Your job is to retype all of the data word for word, leaving every image out.

============

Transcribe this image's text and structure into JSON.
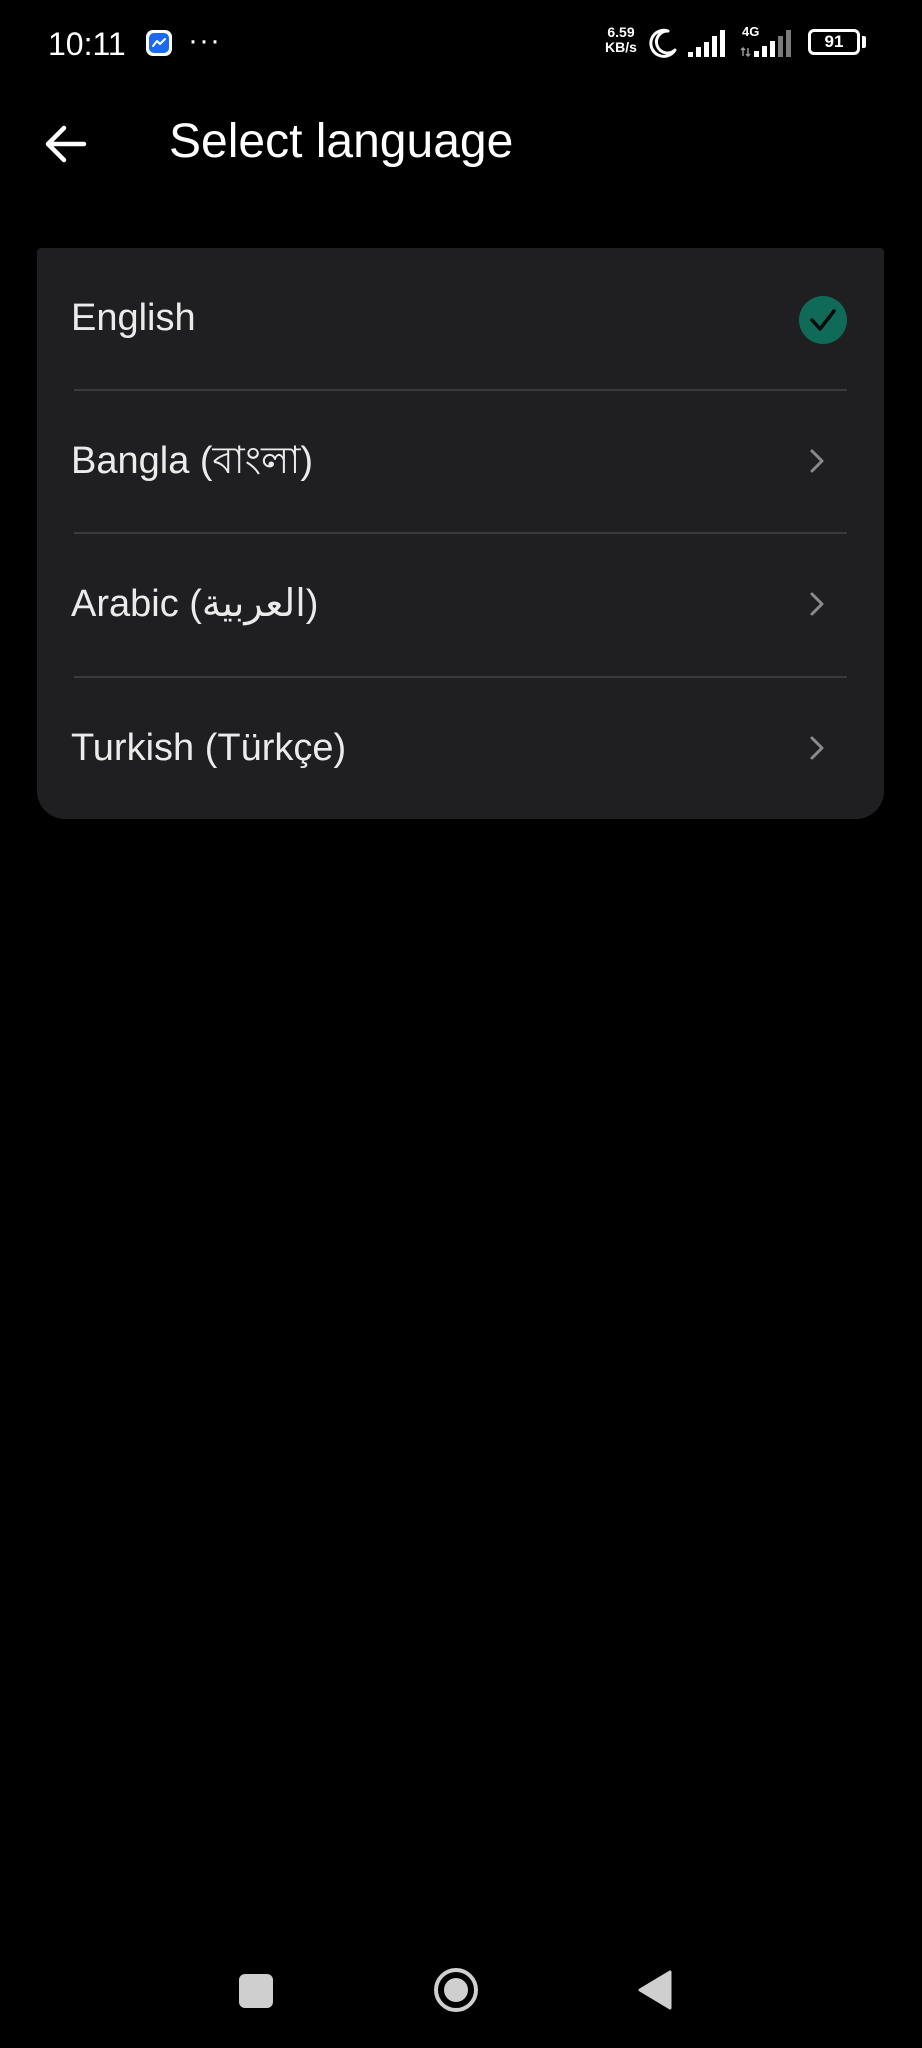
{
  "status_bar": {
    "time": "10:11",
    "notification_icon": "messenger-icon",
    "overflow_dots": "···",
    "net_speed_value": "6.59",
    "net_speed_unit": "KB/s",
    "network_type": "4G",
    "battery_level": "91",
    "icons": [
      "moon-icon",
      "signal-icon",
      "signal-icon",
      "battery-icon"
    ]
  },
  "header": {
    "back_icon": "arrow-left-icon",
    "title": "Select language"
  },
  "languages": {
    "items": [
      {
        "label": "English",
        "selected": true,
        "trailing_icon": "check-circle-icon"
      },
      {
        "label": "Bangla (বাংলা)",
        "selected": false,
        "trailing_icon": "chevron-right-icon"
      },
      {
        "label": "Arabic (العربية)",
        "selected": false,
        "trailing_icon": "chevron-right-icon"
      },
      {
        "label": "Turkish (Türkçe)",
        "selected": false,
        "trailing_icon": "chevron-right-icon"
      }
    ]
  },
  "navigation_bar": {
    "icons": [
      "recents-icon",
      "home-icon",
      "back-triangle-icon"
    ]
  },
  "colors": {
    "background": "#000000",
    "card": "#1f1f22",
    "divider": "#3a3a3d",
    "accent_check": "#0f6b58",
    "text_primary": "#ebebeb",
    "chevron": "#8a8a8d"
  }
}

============

» **Written response**
Transcribe this image's text and structure into JSON.
{
  "status_bar": {
    "time": "10:11",
    "notification_icon": "messenger-icon",
    "overflow_dots": "···",
    "net_speed_value": "6.59",
    "net_speed_unit": "KB/s",
    "network_type": "4G",
    "battery_level": "91",
    "icons": [
      "moon-icon",
      "signal-icon",
      "signal-icon",
      "battery-icon"
    ]
  },
  "header": {
    "back_icon": "arrow-left-icon",
    "title": "Select language"
  },
  "languages": {
    "items": [
      {
        "label": "English",
        "selected": true,
        "trailing_icon": "check-circle-icon"
      },
      {
        "label": "Bangla (বাংলা)",
        "selected": false,
        "trailing_icon": "chevron-right-icon"
      },
      {
        "label": "Arabic (العربية)",
        "selected": false,
        "trailing_icon": "chevron-right-icon"
      },
      {
        "label": "Turkish (Türkçe)",
        "selected": false,
        "trailing_icon": "chevron-right-icon"
      }
    ]
  },
  "navigation_bar": {
    "icons": [
      "recents-icon",
      "home-icon",
      "back-triangle-icon"
    ]
  },
  "colors": {
    "background": "#000000",
    "card": "#1f1f22",
    "divider": "#3a3a3d",
    "accent_check": "#0f6b58",
    "text_primary": "#ebebeb",
    "chevron": "#8a8a8d"
  }
}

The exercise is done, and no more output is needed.